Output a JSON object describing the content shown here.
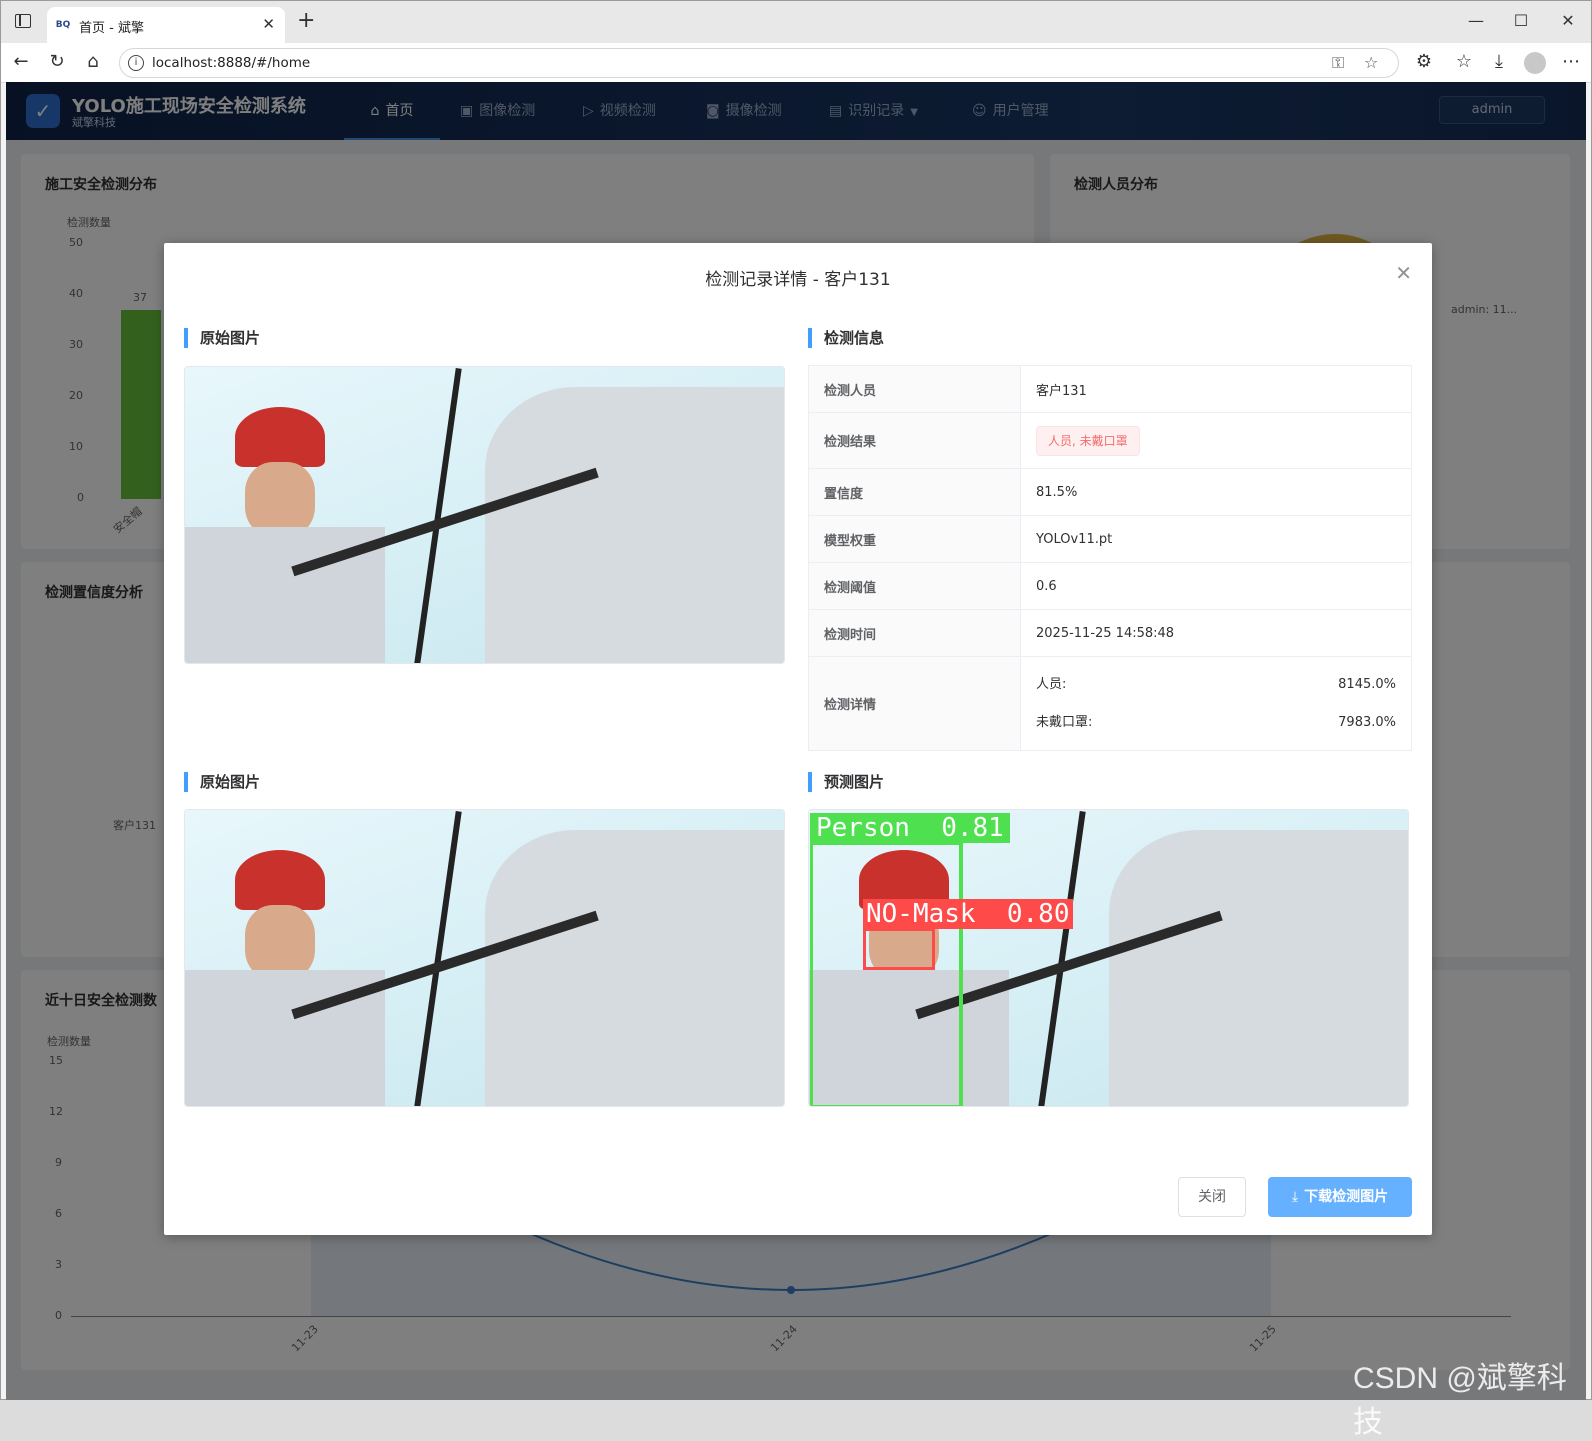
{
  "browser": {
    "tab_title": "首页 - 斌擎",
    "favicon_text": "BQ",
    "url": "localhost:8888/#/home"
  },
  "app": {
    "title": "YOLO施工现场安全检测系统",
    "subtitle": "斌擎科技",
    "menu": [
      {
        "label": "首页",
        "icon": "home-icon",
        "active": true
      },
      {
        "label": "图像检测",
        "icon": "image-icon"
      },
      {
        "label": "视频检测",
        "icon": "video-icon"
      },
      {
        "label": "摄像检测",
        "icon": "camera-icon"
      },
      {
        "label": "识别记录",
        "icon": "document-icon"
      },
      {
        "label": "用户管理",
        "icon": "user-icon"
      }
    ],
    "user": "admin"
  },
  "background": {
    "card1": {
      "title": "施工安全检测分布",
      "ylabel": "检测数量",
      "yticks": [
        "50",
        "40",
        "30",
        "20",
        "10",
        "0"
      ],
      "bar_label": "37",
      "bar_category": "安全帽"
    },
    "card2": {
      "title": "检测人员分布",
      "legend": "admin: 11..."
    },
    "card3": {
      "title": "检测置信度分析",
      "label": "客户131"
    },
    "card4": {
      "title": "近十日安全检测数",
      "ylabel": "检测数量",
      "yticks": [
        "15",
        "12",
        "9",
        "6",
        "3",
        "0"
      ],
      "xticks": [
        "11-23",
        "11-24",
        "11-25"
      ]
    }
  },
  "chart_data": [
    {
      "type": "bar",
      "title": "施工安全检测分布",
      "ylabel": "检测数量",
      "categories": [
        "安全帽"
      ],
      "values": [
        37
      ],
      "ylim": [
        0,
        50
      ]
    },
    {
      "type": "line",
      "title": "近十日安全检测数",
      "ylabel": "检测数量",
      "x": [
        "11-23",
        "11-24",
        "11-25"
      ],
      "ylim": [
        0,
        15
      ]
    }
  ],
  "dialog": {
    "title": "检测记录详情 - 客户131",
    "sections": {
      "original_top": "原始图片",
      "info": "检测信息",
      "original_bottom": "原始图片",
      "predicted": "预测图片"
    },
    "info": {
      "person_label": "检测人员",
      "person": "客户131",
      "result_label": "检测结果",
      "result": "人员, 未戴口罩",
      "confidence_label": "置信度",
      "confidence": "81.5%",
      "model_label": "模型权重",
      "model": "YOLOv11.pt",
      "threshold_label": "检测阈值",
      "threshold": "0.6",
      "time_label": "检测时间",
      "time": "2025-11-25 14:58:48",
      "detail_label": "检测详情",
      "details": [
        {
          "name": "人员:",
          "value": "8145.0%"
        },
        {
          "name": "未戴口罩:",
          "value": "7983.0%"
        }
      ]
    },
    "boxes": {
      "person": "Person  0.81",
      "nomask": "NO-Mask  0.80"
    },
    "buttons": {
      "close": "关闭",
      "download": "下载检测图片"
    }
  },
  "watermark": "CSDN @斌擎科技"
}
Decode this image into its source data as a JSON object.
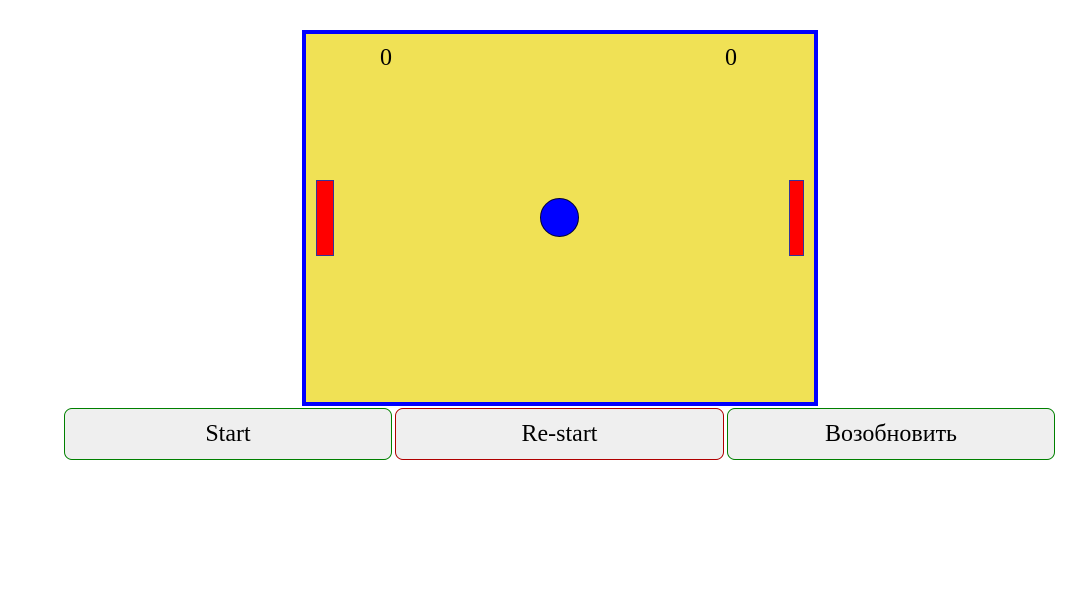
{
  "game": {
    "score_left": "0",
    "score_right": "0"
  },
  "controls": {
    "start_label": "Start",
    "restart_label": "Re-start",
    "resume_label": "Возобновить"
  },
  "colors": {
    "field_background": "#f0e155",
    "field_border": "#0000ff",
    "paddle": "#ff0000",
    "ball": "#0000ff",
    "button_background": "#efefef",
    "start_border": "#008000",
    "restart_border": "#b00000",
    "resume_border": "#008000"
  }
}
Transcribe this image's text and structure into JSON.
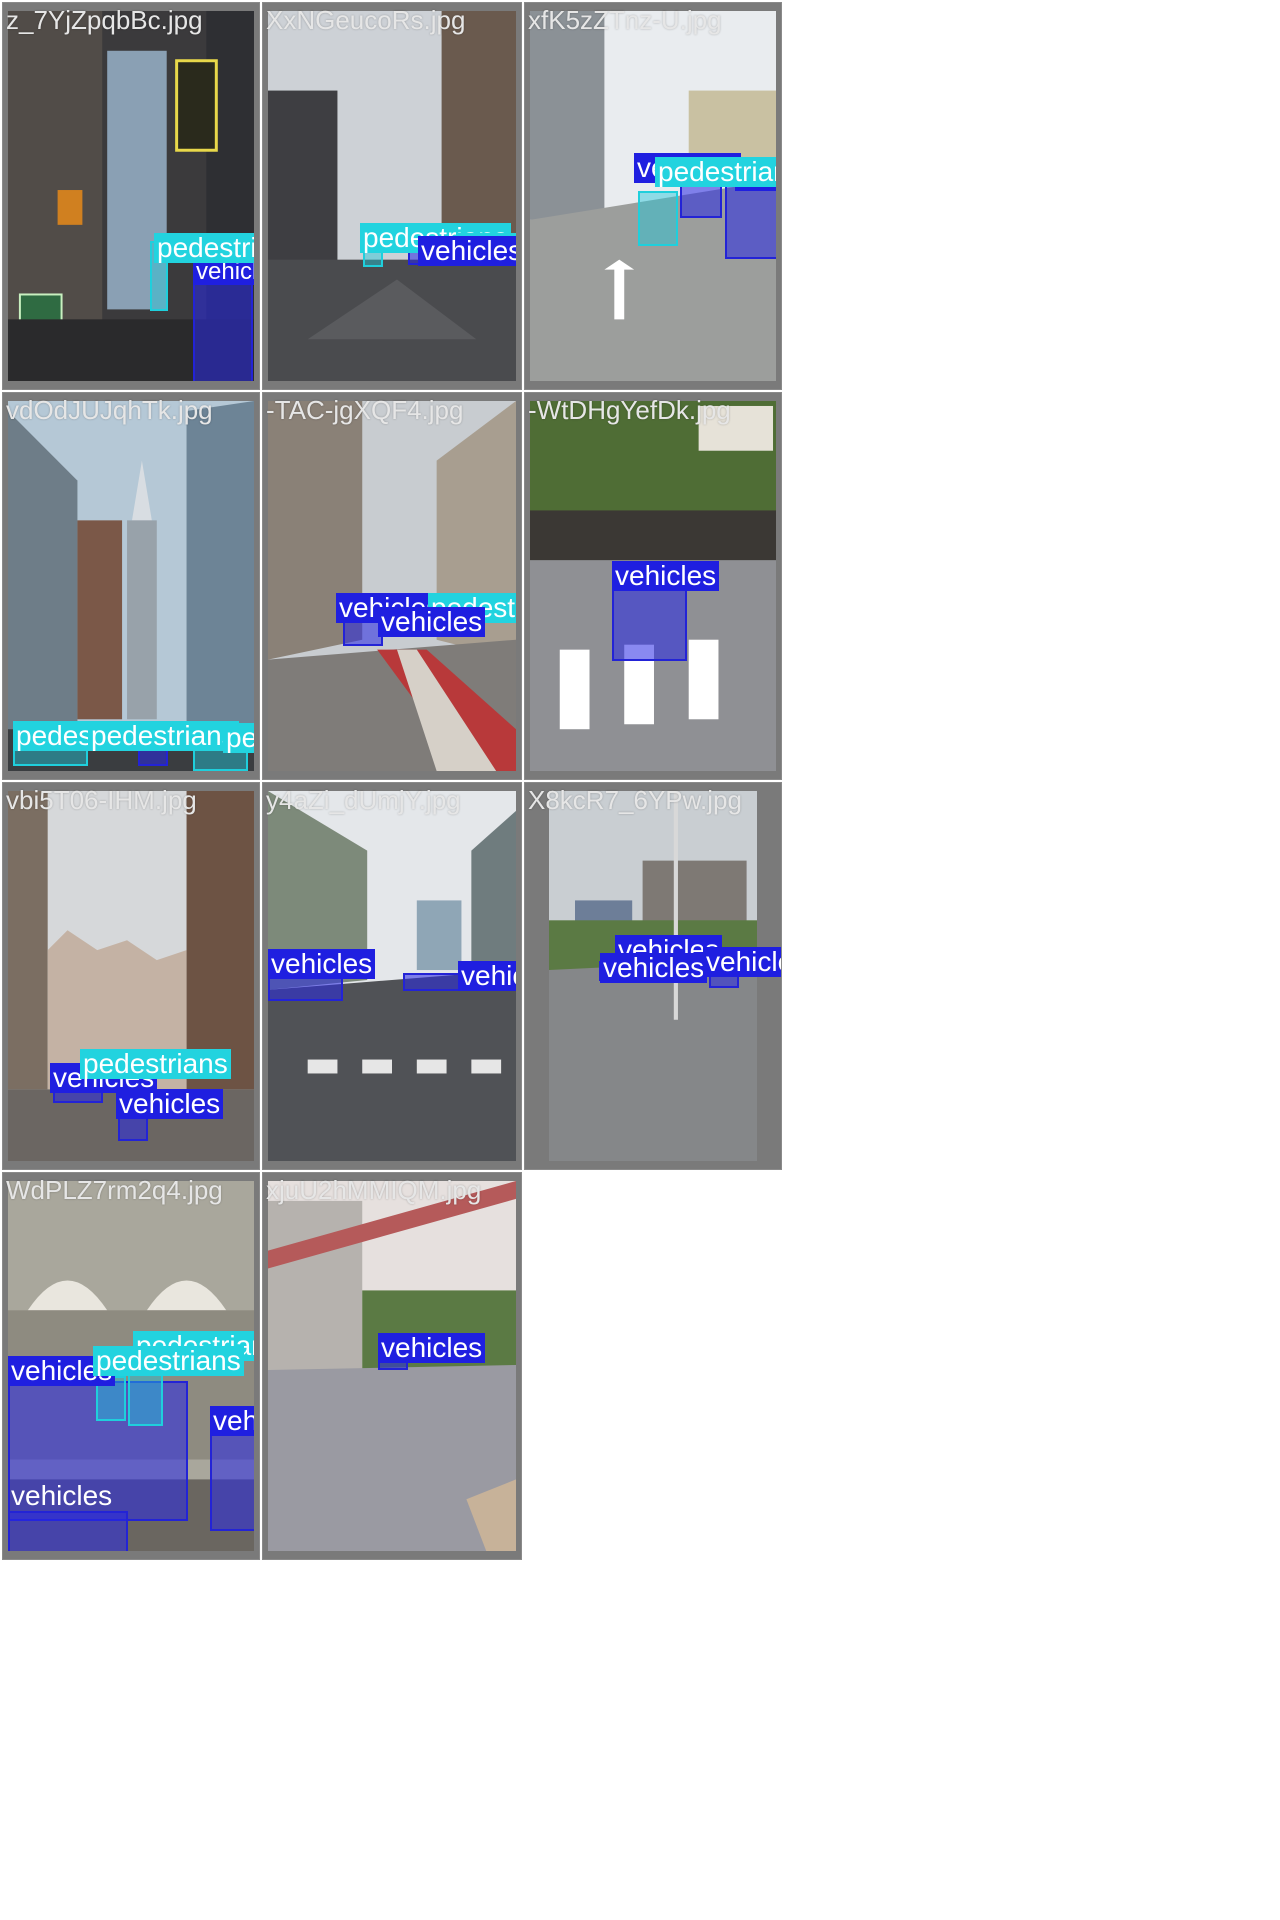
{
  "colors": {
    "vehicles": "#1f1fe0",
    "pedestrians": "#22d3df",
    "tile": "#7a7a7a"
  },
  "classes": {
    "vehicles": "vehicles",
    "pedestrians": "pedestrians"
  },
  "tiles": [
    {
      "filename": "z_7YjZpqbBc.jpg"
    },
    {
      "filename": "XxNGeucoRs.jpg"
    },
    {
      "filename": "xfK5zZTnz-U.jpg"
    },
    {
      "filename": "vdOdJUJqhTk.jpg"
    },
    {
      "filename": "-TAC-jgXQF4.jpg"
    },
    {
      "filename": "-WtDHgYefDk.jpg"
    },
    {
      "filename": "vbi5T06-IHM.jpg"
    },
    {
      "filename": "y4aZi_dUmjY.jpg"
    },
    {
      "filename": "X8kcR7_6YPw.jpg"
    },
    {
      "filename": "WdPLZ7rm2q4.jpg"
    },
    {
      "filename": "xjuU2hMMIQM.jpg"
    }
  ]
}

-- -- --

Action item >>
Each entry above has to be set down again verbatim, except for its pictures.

Exercise answer >>
Output a JSON object describing the content shown here.
{
  "browser": {
    "tab_title": "首页 - 斌擎",
    "favicon_text": "BQ",
    "url": "localhost:8888/#/home"
  },
  "app": {
    "title": "YOLO施工现场安全检测系统",
    "subtitle": "斌擎科技",
    "menu": [
      {
        "label": "首页",
        "icon": "home-icon",
        "active": true
      },
      {
        "label": "图像检测",
        "icon": "image-icon"
      },
      {
        "label": "视频检测",
        "icon": "video-icon"
      },
      {
        "label": "摄像检测",
        "icon": "camera-icon"
      },
      {
        "label": "识别记录",
        "icon": "document-icon"
      },
      {
        "label": "用户管理",
        "icon": "user-icon"
      }
    ],
    "user": "admin"
  },
  "background": {
    "card1": {
      "title": "施工安全检测分布",
      "ylabel": "检测数量",
      "yticks": [
        "50",
        "40",
        "30",
        "20",
        "10",
        "0"
      ],
      "bar_label": "37",
      "bar_category": "安全帽"
    },
    "card2": {
      "title": "检测人员分布",
      "legend": "admin: 11..."
    },
    "card3": {
      "title": "检测置信度分析",
      "label": "客户131"
    },
    "card4": {
      "title": "近十日安全检测数",
      "ylabel": "检测数量",
      "yticks": [
        "15",
        "12",
        "9",
        "6",
        "3",
        "0"
      ],
      "xticks": [
        "11-23",
        "11-24",
        "11-25"
      ]
    }
  },
  "chart_data": [
    {
      "type": "bar",
      "title": "施工安全检测分布",
      "ylabel": "检测数量",
      "categories": [
        "安全帽"
      ],
      "values": [
        37
      ],
      "ylim": [
        0,
        50
      ]
    },
    {
      "type": "line",
      "title": "近十日安全检测数",
      "ylabel": "检测数量",
      "x": [
        "11-23",
        "11-24",
        "11-25"
      ],
      "ylim": [
        0,
        15
      ]
    }
  ],
  "dialog": {
    "title": "检测记录详情 - 客户131",
    "sections": {
      "original_top": "原始图片",
      "info": "检测信息",
      "original_bottom": "原始图片",
      "predicted": "预测图片"
    },
    "info": {
      "person_label": "检测人员",
      "person": "客户131",
      "result_label": "检测结果",
      "result": "人员, 未戴口罩",
      "confidence_label": "置信度",
      "confidence": "81.5%",
      "model_label": "模型权重",
      "model": "YOLOv11.pt",
      "threshold_label": "检测阈值",
      "threshold": "0.6",
      "time_label": "检测时间",
      "time": "2025-11-25 14:58:48",
      "detail_label": "检测详情",
      "details": [
        {
          "name": "人员:",
          "value": "8145.0%"
        },
        {
          "name": "未戴口罩:",
          "value": "7983.0%"
        }
      ]
    },
    "boxes": {
      "person": "Person  0.81",
      "nomask": "NO-Mask  0.80"
    },
    "buttons": {
      "close": "关闭",
      "download": "下载检测图片"
    }
  },
  "watermark": "CSDN @斌擎科技"
}
Decode this image into its source data as a JSON object.
{
  "game": {
    "score_left": "0",
    "score_right": "0"
  },
  "controls": {
    "start_label": "Start",
    "restart_label": "Re-start",
    "resume_label": "Возобновить"
  },
  "colors": {
    "field_background": "#f0e155",
    "field_border": "#0000ff",
    "paddle": "#ff0000",
    "ball": "#0000ff",
    "button_background": "#efefef",
    "start_border": "#008000",
    "restart_border": "#b00000",
    "resume_border": "#008000"
  }
}
Transcribe this image's text and structure into JSON.
{
  "colors": {
    "vehicles": "#1f1fe0",
    "pedestrians": "#22d3df",
    "tile": "#7a7a7a"
  },
  "classes": {
    "vehicles": "vehicles",
    "pedestrians": "pedestrians"
  },
  "tiles": [
    {
      "filename": "z_7YjZpqbBc.jpg"
    },
    {
      "filename": "XxNGeucoRs.jpg"
    },
    {
      "filename": "xfK5zZTnz-U.jpg"
    },
    {
      "filename": "vdOdJUJqhTk.jpg"
    },
    {
      "filename": "-TAC-jgXQF4.jpg"
    },
    {
      "filename": "-WtDHgYefDk.jpg"
    },
    {
      "filename": "vbi5T06-IHM.jpg"
    },
    {
      "filename": "y4aZi_dUmjY.jpg"
    },
    {
      "filename": "X8kcR7_6YPw.jpg"
    },
    {
      "filename": "WdPLZ7rm2q4.jpg"
    },
    {
      "filename": "xjuU2hMMIQM.jpg"
    }
  ]
}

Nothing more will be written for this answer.